>>

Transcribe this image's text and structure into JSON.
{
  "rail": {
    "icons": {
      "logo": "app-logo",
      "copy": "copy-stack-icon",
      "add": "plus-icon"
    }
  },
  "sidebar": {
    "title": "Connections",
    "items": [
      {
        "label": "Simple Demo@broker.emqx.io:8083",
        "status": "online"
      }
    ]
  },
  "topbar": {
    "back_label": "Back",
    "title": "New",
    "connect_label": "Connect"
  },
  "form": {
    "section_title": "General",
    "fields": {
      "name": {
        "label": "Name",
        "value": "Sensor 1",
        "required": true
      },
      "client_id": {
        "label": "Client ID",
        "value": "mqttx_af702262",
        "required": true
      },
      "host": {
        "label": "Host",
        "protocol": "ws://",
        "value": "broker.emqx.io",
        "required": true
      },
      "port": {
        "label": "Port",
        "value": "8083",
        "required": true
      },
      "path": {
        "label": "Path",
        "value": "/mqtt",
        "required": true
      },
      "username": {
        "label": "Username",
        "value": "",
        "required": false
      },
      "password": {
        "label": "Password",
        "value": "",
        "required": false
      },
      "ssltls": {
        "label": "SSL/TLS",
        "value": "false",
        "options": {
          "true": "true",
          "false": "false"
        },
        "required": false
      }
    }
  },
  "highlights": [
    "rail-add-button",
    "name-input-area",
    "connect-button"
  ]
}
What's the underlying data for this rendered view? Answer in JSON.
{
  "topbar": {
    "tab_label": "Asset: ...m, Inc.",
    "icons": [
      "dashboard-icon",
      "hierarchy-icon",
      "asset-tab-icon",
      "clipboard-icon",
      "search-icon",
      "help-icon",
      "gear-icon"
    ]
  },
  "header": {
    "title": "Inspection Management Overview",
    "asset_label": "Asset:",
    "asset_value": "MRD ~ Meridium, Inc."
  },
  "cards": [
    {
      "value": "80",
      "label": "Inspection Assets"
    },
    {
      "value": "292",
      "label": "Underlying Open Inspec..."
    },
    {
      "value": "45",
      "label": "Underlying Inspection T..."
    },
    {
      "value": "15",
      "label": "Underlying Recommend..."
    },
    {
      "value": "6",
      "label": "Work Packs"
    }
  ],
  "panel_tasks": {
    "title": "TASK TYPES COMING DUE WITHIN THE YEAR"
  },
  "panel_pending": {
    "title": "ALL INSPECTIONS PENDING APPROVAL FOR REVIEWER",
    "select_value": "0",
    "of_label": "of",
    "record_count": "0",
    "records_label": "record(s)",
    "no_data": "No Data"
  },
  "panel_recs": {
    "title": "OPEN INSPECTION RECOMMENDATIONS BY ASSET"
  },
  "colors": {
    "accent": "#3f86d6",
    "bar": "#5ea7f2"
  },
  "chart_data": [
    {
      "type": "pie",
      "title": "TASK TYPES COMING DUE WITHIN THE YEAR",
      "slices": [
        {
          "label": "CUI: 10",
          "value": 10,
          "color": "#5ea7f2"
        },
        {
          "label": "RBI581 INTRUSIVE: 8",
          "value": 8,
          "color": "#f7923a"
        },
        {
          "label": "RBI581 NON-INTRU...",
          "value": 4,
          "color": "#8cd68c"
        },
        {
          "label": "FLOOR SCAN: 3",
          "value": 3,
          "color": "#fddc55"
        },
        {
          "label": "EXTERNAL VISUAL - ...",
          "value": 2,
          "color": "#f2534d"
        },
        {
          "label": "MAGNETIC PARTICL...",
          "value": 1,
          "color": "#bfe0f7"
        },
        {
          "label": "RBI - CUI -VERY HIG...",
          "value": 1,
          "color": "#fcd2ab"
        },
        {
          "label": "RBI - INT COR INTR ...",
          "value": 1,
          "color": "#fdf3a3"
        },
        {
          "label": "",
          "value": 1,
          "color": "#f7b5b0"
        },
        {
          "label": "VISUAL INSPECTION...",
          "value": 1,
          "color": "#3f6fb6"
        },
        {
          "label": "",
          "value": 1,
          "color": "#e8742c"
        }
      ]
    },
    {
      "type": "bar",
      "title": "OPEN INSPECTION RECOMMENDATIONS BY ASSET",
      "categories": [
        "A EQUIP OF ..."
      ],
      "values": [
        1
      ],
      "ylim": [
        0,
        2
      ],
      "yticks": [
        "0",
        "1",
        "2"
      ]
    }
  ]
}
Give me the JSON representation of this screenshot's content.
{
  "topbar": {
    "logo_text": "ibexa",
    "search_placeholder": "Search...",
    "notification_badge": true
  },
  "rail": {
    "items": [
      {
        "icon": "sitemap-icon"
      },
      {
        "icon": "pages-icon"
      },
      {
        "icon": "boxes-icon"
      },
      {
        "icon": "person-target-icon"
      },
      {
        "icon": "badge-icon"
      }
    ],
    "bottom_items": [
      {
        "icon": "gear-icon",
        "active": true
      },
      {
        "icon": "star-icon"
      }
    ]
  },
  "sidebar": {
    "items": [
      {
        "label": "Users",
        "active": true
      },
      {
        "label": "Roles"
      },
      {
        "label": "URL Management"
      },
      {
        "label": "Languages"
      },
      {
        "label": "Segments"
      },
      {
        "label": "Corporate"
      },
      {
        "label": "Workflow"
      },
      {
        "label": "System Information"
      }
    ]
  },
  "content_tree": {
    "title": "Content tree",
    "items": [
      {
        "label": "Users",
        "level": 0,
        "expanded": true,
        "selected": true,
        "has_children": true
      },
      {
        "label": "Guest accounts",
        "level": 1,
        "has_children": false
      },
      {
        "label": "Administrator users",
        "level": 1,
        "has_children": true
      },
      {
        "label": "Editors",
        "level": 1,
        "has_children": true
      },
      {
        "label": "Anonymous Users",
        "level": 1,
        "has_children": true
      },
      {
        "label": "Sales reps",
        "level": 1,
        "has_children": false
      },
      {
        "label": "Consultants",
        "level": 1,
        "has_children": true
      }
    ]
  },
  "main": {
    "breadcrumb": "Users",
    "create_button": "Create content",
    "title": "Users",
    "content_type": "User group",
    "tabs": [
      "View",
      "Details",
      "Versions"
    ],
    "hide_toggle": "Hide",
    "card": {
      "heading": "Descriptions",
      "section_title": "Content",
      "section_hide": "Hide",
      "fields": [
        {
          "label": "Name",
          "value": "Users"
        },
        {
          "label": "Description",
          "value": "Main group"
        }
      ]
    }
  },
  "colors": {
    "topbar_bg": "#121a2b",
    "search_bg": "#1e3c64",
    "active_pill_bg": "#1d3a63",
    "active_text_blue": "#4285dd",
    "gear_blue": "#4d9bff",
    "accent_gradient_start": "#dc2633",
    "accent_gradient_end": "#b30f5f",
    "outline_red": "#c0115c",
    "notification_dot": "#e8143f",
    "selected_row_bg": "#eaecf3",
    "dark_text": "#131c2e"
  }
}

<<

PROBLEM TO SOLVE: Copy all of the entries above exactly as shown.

RESPONSE TO THE TASK:
Transcribe this image's text and structure into JSON.
{
  "rail": {
    "icons": {
      "logo": "app-logo",
      "copy": "copy-stack-icon",
      "add": "plus-icon"
    }
  },
  "sidebar": {
    "title": "Connections",
    "items": [
      {
        "label": "Simple Demo@broker.emqx.io:8083",
        "status": "online"
      }
    ]
  },
  "topbar": {
    "back_label": "Back",
    "title": "New",
    "connect_label": "Connect"
  },
  "form": {
    "section_title": "General",
    "fields": {
      "name": {
        "label": "Name",
        "value": "Sensor 1",
        "required": true
      },
      "client_id": {
        "label": "Client ID",
        "value": "mqttx_af702262",
        "required": true
      },
      "host": {
        "label": "Host",
        "protocol": "ws://",
        "value": "broker.emqx.io",
        "required": true
      },
      "port": {
        "label": "Port",
        "value": "8083",
        "required": true
      },
      "path": {
        "label": "Path",
        "value": "/mqtt",
        "required": true
      },
      "username": {
        "label": "Username",
        "value": "",
        "required": false
      },
      "password": {
        "label": "Password",
        "value": "",
        "required": false
      },
      "ssltls": {
        "label": "SSL/TLS",
        "value": "false",
        "options": {
          "true": "true",
          "false": "false"
        },
        "required": false
      }
    }
  },
  "highlights": [
    "rail-add-button",
    "name-input-area",
    "connect-button"
  ]
}
What's the underlying data for this rendered view? Answer in JSON.
{
  "topbar": {
    "tab_label": "Asset: ...m, Inc.",
    "icons": [
      "dashboard-icon",
      "hierarchy-icon",
      "asset-tab-icon",
      "clipboard-icon",
      "search-icon",
      "help-icon",
      "gear-icon"
    ]
  },
  "header": {
    "title": "Inspection Management Overview",
    "asset_label": "Asset:",
    "asset_value": "MRD ~ Meridium, Inc."
  },
  "cards": [
    {
      "value": "80",
      "label": "Inspection Assets"
    },
    {
      "value": "292",
      "label": "Underlying Open Inspec..."
    },
    {
      "value": "45",
      "label": "Underlying Inspection T..."
    },
    {
      "value": "15",
      "label": "Underlying Recommend..."
    },
    {
      "value": "6",
      "label": "Work Packs"
    }
  ],
  "panel_tasks": {
    "title": "TASK TYPES COMING DUE WITHIN THE YEAR"
  },
  "panel_pending": {
    "title": "ALL INSPECTIONS PENDING APPROVAL FOR REVIEWER",
    "select_value": "0",
    "of_label": "of",
    "record_count": "0",
    "records_label": "record(s)",
    "no_data": "No Data"
  },
  "panel_recs": {
    "title": "OPEN INSPECTION RECOMMENDATIONS BY ASSET"
  },
  "colors": {
    "accent": "#3f86d6",
    "bar": "#5ea7f2"
  },
  "chart_data": [
    {
      "type": "pie",
      "title": "TASK TYPES COMING DUE WITHIN THE YEAR",
      "slices": [
        {
          "label": "CUI: 10",
          "value": 10,
          "color": "#5ea7f2"
        },
        {
          "label": "RBI581 INTRUSIVE: 8",
          "value": 8,
          "color": "#f7923a"
        },
        {
          "label": "RBI581 NON-INTRU...",
          "value": 4,
          "color": "#8cd68c"
        },
        {
          "label": "FLOOR SCAN: 3",
          "value": 3,
          "color": "#fddc55"
        },
        {
          "label": "EXTERNAL VISUAL - ...",
          "value": 2,
          "color": "#f2534d"
        },
        {
          "label": "MAGNETIC PARTICL...",
          "value": 1,
          "color": "#bfe0f7"
        },
        {
          "label": "RBI - CUI -VERY HIG...",
          "value": 1,
          "color": "#fcd2ab"
        },
        {
          "label": "RBI - INT COR INTR ...",
          "value": 1,
          "color": "#fdf3a3"
        },
        {
          "label": "",
          "value": 1,
          "color": "#f7b5b0"
        },
        {
          "label": "VISUAL INSPECTION...",
          "value": 1,
          "color": "#3f6fb6"
        },
        {
          "label": "",
          "value": 1,
          "color": "#e8742c"
        }
      ]
    },
    {
      "type": "bar",
      "title": "OPEN INSPECTION RECOMMENDATIONS BY ASSET",
      "categories": [
        "A EQUIP OF ..."
      ],
      "values": [
        1
      ],
      "ylim": [
        0,
        2
      ],
      "yticks": [
        "0",
        "1",
        "2"
      ]
    }
  ]
}
Give me the JSON representation of this screenshot's content.
{
  "topbar": {
    "logo_text": "ibexa",
    "search_placeholder": "Search...",
    "notification_badge": true
  },
  "rail": {
    "items": [
      {
        "icon": "sitemap-icon"
      },
      {
        "icon": "pages-icon"
      },
      {
        "icon": "boxes-icon"
      },
      {
        "icon": "person-target-icon"
      },
      {
        "icon": "badge-icon"
      }
    ],
    "bottom_items": [
      {
        "icon": "gear-icon",
        "active": true
      },
      {
        "icon": "star-icon"
      }
    ]
  },
  "sidebar": {
    "items": [
      {
        "label": "Users",
        "active": true
      },
      {
        "label": "Roles"
      },
      {
        "label": "URL Management"
      },
      {
        "label": "Languages"
      },
      {
        "label": "Segments"
      },
      {
        "label": "Corporate"
      },
      {
        "label": "Workflow"
      },
      {
        "label": "System Information"
      }
    ]
  },
  "content_tree": {
    "title": "Content tree",
    "items": [
      {
        "label": "Users",
        "level": 0,
        "expanded": true,
        "selected": true,
        "has_children": true
      },
      {
        "label": "Guest accounts",
        "level": 1,
        "has_children": false
      },
      {
        "label": "Administrator users",
        "level": 1,
        "has_children": true
      },
      {
        "label": "Editors",
        "level": 1,
        "has_children": true
      },
      {
        "label": "Anonymous Users",
        "level": 1,
        "has_children": true
      },
      {
        "label": "Sales reps",
        "level": 1,
        "has_children": false
      },
      {
        "label": "Consultants",
        "level": 1,
        "has_children": true
      }
    ]
  },
  "main": {
    "breadcrumb": "Users",
    "create_button": "Create content",
    "title": "Users",
    "content_type": "User group",
    "tabs": [
      "View",
      "Details",
      "Versions"
    ],
    "hide_toggle": "Hide",
    "card": {
      "heading": "Descriptions",
      "section_title": "Content",
      "section_hide": "Hide",
      "fields": [
        {
          "label": "Name",
          "value": "Users"
        },
        {
          "label": "Description",
          "value": "Main group"
        }
      ]
    }
  },
  "colors": {
    "topbar_bg": "#121a2b",
    "search_bg": "#1e3c64",
    "active_pill_bg": "#1d3a63",
    "active_text_blue": "#4285dd",
    "gear_blue": "#4d9bff",
    "accent_gradient_start": "#dc2633",
    "accent_gradient_end": "#b30f5f",
    "outline_red": "#c0115c",
    "notification_dot": "#e8143f",
    "selected_row_bg": "#eaecf3",
    "dark_text": "#131c2e"
  }
}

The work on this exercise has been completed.